[SOURCE DATA — start]

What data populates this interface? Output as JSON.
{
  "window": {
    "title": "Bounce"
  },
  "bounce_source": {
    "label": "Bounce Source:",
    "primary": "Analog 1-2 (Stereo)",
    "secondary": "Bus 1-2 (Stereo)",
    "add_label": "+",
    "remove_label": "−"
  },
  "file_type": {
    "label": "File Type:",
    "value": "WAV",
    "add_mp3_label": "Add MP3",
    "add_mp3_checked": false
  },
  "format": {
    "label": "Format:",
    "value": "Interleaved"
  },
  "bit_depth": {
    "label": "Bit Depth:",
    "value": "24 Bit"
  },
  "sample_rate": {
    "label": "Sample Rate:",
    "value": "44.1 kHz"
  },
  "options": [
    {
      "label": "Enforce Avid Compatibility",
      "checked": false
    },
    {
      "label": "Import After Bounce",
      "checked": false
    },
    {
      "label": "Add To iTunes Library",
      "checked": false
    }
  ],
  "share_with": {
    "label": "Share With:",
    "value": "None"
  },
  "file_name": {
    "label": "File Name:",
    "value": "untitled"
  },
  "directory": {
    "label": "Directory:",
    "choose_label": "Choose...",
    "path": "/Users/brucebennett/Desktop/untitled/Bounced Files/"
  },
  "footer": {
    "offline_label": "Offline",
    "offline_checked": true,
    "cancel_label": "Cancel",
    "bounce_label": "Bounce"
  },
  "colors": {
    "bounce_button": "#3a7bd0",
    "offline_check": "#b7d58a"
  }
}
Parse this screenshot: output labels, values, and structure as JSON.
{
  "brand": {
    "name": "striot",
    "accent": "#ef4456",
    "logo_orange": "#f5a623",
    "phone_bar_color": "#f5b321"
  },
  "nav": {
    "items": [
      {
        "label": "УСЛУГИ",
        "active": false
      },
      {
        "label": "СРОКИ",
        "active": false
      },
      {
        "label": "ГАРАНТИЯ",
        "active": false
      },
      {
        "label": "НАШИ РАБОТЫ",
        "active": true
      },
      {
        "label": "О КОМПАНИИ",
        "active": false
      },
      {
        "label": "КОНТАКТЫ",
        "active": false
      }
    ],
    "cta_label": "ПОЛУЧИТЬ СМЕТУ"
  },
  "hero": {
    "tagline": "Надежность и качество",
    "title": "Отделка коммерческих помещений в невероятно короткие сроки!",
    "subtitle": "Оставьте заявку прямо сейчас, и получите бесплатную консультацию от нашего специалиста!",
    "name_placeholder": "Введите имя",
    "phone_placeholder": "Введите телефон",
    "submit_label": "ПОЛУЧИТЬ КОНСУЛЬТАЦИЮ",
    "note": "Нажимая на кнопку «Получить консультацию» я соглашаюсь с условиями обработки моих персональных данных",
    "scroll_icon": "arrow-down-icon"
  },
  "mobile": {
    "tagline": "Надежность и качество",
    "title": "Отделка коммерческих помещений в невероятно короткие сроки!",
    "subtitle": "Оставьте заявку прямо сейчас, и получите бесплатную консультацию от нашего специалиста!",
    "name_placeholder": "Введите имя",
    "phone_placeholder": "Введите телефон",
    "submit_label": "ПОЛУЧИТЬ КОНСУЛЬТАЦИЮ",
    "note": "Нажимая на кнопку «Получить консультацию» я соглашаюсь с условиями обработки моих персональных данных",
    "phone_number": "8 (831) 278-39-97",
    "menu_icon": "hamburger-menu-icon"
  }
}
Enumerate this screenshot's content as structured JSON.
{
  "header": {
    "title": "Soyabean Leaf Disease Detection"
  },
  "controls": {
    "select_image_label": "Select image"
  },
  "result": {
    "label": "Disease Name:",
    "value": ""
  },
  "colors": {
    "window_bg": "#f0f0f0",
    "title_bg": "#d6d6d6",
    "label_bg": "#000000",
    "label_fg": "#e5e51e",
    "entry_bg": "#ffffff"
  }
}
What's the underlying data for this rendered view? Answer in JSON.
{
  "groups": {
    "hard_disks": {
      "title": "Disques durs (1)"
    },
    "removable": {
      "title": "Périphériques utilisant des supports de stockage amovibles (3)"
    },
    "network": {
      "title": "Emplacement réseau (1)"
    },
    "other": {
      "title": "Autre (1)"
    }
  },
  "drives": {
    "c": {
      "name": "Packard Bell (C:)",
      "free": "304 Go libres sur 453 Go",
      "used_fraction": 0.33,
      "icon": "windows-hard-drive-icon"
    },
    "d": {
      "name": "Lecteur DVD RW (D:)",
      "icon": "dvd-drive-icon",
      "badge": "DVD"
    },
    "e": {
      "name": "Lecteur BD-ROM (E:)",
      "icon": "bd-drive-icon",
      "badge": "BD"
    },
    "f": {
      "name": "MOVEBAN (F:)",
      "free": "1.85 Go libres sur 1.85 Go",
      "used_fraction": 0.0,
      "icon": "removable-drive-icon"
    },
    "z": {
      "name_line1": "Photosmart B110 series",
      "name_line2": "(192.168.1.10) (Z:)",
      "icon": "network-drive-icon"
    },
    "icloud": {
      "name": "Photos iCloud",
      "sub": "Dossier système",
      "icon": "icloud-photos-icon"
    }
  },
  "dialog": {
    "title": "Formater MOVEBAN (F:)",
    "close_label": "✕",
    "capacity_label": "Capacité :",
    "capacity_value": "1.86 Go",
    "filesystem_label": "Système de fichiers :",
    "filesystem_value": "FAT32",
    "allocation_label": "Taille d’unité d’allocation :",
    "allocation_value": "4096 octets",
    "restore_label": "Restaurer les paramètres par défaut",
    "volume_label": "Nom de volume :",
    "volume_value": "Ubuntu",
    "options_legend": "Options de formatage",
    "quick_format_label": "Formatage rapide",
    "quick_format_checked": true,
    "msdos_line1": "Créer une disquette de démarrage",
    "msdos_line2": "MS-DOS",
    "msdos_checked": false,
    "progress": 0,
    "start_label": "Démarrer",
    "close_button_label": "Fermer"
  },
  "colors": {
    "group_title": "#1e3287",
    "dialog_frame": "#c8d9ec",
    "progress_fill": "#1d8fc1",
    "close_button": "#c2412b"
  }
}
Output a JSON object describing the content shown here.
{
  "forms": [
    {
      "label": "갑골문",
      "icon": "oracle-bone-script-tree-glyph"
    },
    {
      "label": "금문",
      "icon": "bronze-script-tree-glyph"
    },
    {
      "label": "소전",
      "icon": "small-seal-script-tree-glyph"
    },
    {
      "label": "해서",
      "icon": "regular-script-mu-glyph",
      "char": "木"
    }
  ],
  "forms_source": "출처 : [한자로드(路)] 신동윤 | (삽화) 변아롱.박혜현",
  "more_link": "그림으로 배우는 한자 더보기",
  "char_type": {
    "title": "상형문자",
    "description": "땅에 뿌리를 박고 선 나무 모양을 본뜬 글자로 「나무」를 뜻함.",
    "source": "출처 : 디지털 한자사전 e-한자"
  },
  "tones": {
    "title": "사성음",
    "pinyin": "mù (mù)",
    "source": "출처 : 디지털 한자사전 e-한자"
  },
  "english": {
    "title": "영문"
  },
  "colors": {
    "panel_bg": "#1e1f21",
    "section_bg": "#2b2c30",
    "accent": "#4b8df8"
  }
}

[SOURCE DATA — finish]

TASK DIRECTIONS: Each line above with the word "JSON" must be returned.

ANSWER SPACE:
What data populates this interface? Output as JSON.
Parse this screenshot: output labels, values, and structure as JSON.
Enumerate this screenshot's content as structured JSON.
What's the underlying data for this rendered view? Answer in JSON.
Output a JSON object describing the content shown here.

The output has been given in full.